## Task to carry out
Only lines holding the string "steps" are wanted; copy each one from the material.

## Data to examine
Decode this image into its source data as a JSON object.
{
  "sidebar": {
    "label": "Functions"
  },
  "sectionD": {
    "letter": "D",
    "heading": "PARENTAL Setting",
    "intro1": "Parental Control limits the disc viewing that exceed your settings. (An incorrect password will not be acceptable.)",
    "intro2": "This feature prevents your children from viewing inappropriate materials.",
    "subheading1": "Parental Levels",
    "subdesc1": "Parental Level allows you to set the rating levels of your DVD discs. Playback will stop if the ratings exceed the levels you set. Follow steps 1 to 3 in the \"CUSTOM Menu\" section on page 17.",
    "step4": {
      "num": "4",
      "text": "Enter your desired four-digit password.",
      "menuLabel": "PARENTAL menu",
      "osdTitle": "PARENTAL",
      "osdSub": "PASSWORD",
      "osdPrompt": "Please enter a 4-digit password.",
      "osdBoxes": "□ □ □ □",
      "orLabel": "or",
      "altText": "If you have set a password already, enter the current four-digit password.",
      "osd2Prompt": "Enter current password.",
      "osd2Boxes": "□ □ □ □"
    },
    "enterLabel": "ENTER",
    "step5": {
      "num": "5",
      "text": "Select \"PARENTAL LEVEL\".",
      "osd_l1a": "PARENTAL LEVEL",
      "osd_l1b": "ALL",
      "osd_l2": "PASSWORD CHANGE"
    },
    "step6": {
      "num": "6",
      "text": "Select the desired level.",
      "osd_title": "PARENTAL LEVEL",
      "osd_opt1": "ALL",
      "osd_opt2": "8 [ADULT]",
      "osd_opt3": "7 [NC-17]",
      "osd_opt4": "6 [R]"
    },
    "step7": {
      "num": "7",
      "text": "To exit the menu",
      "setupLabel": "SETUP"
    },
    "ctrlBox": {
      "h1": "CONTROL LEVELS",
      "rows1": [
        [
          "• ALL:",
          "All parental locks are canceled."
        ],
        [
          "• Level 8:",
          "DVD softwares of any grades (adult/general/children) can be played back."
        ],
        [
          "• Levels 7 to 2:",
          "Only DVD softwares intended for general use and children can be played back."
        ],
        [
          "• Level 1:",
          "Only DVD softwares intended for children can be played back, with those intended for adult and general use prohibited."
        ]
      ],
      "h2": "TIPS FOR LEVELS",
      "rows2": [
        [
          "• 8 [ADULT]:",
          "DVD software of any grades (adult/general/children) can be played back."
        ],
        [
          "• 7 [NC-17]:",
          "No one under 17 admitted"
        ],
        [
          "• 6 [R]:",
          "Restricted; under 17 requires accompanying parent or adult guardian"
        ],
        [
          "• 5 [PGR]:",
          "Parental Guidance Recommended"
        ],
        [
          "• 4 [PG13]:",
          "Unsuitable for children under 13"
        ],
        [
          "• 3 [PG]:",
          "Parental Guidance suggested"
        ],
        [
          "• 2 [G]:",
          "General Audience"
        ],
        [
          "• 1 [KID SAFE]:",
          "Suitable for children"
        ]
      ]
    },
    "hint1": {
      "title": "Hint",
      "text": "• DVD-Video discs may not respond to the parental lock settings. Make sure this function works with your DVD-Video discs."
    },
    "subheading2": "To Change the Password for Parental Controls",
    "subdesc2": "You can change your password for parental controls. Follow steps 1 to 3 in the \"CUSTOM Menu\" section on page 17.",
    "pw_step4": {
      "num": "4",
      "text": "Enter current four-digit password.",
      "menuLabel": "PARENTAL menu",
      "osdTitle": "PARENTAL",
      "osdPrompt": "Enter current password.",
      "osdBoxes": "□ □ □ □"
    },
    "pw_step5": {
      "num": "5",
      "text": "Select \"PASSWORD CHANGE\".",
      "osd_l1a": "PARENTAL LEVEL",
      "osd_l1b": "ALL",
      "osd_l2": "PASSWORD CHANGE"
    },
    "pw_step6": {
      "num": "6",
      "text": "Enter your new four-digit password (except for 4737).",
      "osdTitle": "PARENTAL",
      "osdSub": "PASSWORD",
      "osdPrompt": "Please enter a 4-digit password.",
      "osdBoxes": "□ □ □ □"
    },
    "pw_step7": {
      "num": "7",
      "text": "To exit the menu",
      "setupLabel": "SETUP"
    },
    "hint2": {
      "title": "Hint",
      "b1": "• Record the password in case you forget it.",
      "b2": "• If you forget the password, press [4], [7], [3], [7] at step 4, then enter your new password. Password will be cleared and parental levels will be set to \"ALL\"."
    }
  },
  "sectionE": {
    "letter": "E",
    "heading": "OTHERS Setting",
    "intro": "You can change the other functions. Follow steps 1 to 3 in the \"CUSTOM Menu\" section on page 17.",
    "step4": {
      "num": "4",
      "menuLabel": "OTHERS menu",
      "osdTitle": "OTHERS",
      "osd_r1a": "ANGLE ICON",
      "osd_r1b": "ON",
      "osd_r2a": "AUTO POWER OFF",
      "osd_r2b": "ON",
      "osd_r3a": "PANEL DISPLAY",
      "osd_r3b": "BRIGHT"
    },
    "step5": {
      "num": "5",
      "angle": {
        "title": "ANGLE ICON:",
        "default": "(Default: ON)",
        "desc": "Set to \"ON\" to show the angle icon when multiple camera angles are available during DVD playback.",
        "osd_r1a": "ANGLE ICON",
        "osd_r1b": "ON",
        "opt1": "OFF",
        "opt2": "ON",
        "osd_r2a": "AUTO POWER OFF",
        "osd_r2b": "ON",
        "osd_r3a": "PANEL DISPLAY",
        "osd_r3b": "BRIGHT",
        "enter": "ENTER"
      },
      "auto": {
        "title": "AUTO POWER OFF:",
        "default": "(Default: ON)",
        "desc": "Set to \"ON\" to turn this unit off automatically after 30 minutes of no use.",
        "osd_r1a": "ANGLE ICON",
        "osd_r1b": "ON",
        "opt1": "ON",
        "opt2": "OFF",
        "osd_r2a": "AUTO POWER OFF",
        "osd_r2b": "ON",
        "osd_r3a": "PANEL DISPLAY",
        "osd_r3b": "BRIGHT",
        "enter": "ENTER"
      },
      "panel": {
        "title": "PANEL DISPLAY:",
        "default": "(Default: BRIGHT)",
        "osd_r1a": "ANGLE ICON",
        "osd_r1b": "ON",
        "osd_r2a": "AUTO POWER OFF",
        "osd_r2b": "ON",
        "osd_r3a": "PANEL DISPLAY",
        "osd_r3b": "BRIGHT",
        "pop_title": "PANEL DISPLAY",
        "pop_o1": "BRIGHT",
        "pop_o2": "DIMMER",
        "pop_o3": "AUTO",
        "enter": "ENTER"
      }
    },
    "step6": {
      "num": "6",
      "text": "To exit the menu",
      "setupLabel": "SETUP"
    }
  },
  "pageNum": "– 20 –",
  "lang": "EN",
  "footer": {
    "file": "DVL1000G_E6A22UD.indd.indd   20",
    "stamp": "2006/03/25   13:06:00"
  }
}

## The answer
    "subdesc1": "Parental Level allows you to set the rating levels of your DVD discs. Playback will stop if the ratings exceed the levels you set. Follow steps 1 to 3 in the \"CUSTOM Menu\" section on page 17.",
    "subdesc2": "You can change your password for parental controls. Follow steps 1 to 3 in the \"CUSTOM Menu\" section on page 17.",
    "intro": "You can change the other functions. Follow steps 1 to 3 in the \"CUSTOM Menu\" section on page 17.",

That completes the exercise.